### TASK GOAL
The answer must consist of every line in the records that contains the word "JSON".

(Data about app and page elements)
[Start of section]

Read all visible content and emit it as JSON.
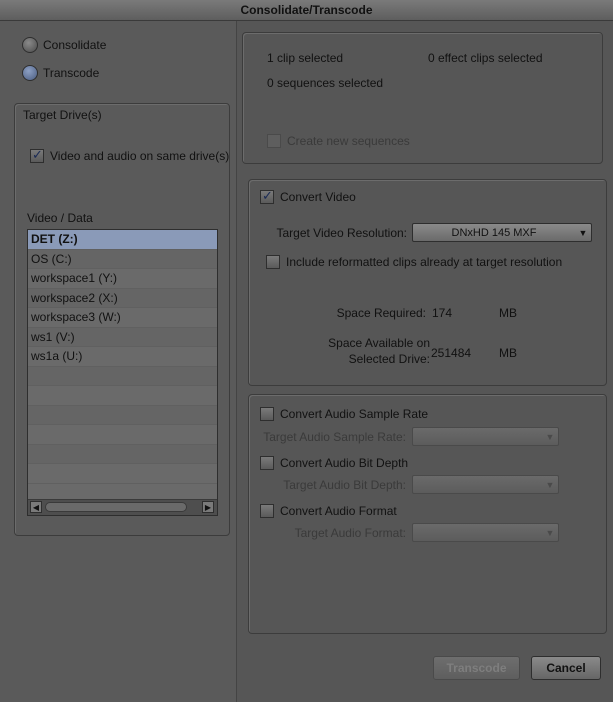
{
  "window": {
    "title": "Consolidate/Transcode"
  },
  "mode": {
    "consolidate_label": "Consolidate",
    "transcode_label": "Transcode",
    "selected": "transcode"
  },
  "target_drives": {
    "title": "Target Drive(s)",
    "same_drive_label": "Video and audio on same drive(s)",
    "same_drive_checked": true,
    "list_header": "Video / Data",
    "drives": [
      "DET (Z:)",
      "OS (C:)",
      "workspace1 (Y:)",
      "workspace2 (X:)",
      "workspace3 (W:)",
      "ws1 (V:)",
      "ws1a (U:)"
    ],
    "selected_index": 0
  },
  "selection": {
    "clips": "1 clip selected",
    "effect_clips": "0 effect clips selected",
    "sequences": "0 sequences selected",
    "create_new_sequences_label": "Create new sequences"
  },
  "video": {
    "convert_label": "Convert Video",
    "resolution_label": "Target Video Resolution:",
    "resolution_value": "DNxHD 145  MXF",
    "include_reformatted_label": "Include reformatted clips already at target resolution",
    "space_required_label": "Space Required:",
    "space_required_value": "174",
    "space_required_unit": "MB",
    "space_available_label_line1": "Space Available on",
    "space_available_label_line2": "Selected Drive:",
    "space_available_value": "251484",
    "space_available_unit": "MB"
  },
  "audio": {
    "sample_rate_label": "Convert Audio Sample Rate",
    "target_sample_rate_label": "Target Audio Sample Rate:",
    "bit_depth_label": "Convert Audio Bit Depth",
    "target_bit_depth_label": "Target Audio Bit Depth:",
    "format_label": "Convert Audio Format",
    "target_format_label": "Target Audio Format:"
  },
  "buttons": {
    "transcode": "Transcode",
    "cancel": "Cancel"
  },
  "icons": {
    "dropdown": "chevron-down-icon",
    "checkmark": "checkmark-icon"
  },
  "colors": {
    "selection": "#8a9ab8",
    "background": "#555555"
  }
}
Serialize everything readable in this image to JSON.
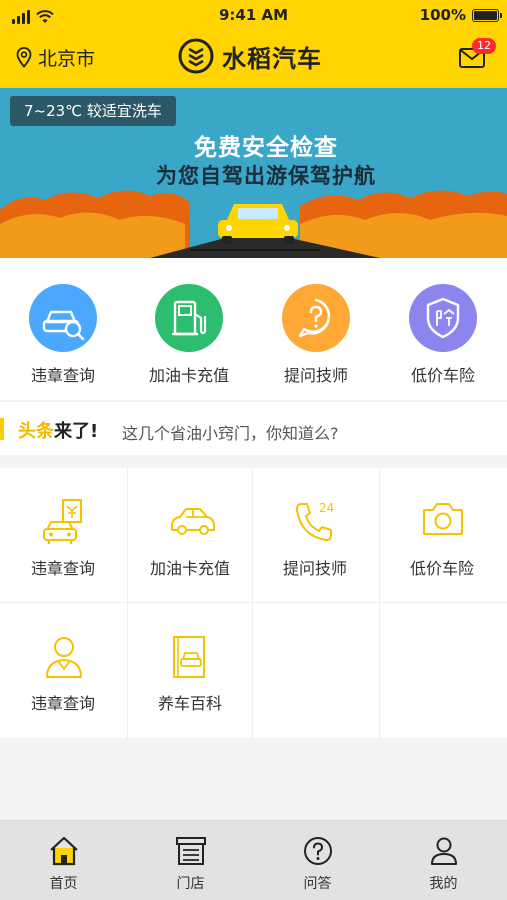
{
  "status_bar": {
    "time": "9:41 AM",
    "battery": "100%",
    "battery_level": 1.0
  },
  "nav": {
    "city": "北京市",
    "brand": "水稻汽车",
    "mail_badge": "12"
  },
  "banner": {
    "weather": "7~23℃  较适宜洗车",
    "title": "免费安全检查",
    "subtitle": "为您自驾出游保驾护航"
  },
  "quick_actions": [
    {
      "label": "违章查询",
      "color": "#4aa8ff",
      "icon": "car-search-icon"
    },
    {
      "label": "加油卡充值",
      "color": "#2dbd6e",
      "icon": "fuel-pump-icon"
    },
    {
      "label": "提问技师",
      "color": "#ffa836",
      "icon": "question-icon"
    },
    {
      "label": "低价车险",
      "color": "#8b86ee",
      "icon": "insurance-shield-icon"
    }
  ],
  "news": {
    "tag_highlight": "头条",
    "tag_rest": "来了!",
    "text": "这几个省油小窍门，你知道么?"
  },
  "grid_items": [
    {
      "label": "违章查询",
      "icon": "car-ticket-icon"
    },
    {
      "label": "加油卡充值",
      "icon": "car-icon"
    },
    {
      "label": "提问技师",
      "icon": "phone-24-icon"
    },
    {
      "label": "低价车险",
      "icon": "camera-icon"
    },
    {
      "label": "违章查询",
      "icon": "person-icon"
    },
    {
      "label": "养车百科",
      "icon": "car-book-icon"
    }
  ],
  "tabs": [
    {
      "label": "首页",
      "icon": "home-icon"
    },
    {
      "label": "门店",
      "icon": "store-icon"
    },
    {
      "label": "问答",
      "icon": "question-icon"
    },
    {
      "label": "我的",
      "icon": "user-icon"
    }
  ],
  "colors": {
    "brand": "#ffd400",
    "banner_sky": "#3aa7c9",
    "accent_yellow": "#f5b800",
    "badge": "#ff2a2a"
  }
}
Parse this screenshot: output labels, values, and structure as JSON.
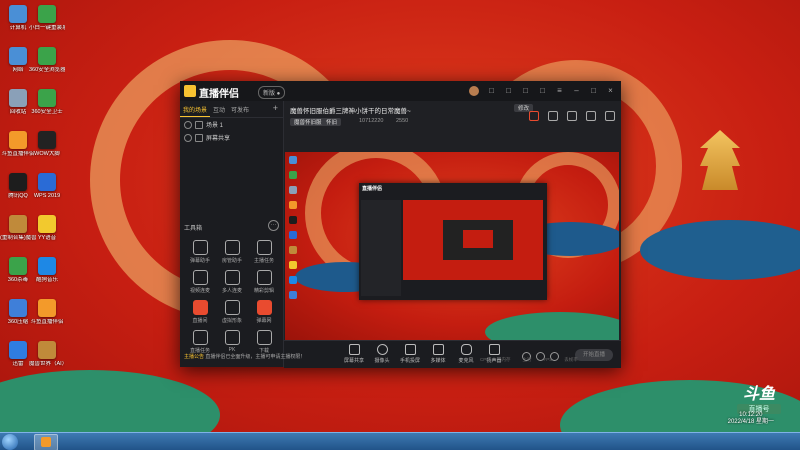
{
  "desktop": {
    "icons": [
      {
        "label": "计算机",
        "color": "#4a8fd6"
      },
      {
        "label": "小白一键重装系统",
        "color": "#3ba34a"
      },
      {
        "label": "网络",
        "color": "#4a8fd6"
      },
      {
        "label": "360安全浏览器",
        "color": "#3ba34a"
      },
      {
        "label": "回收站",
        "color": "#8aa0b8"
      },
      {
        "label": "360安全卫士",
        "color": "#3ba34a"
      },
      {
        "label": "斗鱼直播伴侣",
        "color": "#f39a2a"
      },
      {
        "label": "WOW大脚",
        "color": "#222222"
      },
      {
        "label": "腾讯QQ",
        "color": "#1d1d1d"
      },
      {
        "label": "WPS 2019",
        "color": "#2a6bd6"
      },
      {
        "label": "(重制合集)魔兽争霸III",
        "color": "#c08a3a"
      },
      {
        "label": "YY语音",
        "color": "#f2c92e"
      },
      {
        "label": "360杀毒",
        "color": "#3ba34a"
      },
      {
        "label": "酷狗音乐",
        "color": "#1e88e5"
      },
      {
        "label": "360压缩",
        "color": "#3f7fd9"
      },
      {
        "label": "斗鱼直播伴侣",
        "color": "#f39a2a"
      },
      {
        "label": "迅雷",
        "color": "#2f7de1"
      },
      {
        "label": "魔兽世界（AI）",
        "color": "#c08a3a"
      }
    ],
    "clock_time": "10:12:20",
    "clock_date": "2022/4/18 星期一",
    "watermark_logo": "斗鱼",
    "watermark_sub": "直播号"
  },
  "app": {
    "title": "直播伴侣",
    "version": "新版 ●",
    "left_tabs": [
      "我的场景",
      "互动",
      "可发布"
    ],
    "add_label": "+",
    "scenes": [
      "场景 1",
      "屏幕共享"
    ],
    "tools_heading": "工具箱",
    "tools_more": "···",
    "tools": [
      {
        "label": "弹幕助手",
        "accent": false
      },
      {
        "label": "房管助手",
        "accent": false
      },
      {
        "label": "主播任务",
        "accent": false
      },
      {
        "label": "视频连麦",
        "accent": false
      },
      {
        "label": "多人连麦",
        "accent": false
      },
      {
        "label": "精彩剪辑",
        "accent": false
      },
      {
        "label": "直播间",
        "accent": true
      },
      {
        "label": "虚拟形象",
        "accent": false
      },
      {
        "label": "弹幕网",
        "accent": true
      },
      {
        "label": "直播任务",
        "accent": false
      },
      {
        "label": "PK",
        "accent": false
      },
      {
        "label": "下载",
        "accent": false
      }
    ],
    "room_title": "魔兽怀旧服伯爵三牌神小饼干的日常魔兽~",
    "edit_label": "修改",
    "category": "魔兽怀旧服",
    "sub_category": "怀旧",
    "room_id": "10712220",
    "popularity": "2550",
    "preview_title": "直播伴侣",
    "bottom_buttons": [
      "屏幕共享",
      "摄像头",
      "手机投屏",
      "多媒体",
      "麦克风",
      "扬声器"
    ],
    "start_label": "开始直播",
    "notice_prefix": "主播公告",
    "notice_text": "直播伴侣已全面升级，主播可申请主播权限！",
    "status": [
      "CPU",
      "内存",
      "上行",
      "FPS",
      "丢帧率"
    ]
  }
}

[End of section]
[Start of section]

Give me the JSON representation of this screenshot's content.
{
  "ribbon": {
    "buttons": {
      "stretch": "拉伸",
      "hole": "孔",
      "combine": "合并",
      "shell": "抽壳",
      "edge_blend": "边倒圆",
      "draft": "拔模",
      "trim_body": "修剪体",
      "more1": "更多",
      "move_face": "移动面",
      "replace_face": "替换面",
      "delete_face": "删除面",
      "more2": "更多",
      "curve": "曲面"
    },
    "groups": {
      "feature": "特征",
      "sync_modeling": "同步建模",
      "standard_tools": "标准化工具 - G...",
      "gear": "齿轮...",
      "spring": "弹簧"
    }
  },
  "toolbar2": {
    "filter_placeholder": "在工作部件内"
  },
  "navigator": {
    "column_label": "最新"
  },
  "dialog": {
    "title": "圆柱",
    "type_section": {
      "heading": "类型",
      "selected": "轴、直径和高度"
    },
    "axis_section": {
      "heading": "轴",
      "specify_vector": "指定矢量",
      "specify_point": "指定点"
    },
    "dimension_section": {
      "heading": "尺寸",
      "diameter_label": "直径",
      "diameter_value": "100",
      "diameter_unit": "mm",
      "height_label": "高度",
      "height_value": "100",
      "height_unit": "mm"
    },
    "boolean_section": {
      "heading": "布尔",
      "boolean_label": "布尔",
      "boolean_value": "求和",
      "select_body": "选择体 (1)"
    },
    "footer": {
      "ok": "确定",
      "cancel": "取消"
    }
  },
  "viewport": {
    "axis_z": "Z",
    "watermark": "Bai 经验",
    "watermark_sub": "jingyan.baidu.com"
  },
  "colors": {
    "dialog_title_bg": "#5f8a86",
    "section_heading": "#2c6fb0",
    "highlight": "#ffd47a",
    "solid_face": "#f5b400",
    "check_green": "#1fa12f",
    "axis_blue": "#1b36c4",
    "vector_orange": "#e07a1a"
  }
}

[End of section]
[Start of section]

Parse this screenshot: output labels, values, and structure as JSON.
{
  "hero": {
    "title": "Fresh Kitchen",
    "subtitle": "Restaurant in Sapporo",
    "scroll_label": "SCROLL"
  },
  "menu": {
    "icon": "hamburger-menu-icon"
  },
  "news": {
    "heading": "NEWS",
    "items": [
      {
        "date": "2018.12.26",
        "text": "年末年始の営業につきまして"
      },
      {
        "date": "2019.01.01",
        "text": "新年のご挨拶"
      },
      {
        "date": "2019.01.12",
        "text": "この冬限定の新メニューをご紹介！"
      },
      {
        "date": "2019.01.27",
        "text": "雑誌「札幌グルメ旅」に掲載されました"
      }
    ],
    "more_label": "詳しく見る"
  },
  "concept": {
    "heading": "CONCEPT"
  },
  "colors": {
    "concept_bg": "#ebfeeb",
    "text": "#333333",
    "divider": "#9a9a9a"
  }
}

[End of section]

### SOLUTION FOR THIS TASK
Read all visible content and emit it as JSON.
Serialize everything readable in this image to JSON.
Parse this screenshot: output labels, values, and structure as JSON.
Give me the JSON representation of this screenshot's content.
Parse this screenshot: output labels, values, and structure as JSON.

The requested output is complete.